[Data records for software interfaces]
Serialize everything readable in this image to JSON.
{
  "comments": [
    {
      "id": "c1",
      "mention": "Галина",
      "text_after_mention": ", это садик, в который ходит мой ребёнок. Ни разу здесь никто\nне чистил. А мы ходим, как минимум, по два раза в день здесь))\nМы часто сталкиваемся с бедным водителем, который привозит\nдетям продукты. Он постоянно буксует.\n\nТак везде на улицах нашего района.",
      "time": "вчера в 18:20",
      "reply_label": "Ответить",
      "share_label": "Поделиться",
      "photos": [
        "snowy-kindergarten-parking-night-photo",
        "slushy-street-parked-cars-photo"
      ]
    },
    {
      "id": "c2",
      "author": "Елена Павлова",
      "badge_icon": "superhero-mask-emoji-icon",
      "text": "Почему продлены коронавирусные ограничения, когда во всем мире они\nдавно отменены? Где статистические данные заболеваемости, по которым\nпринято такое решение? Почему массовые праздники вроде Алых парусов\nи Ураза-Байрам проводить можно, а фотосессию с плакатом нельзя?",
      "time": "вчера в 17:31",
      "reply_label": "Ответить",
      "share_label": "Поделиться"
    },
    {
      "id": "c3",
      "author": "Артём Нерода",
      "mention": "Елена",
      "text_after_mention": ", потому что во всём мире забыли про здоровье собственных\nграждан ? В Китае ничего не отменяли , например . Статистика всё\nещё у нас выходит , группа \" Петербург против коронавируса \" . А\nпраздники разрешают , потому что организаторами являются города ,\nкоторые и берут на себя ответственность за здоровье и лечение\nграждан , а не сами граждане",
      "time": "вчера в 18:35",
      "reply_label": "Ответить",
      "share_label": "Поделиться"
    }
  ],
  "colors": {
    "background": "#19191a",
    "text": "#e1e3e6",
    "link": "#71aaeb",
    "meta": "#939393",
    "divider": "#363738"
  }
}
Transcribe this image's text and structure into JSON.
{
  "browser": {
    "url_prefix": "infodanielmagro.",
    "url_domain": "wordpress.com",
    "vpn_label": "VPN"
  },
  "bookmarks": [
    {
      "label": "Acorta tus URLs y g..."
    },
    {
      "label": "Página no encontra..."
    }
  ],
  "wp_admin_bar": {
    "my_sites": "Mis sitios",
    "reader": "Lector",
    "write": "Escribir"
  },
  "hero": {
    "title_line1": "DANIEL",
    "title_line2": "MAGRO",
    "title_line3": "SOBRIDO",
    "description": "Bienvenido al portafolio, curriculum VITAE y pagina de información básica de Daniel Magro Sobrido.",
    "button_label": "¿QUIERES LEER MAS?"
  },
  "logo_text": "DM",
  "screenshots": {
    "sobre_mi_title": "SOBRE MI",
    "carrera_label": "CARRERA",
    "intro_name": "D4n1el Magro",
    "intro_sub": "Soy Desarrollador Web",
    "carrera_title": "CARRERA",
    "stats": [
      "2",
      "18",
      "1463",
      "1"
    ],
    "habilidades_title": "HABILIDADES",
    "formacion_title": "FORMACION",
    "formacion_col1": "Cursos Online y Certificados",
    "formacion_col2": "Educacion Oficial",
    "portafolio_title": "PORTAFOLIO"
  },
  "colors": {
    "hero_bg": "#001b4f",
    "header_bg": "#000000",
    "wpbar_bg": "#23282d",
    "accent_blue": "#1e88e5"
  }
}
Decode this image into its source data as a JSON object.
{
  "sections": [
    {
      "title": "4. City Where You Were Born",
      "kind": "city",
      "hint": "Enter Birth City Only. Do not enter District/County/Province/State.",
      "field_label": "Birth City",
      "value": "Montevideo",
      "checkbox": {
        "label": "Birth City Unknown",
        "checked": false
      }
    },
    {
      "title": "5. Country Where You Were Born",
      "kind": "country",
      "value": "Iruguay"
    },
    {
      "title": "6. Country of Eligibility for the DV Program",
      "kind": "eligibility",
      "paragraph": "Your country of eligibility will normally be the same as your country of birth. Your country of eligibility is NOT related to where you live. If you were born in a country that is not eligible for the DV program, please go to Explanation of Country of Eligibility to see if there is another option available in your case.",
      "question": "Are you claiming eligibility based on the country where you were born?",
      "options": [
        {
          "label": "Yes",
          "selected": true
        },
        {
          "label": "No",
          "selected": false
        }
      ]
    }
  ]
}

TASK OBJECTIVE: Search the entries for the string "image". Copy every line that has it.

EXERCISE OUTPUT:
Serialize everything readable in this image to JSON.
Transcribe this image's text and structure into JSON.
Decode this image into its source data as a JSON object.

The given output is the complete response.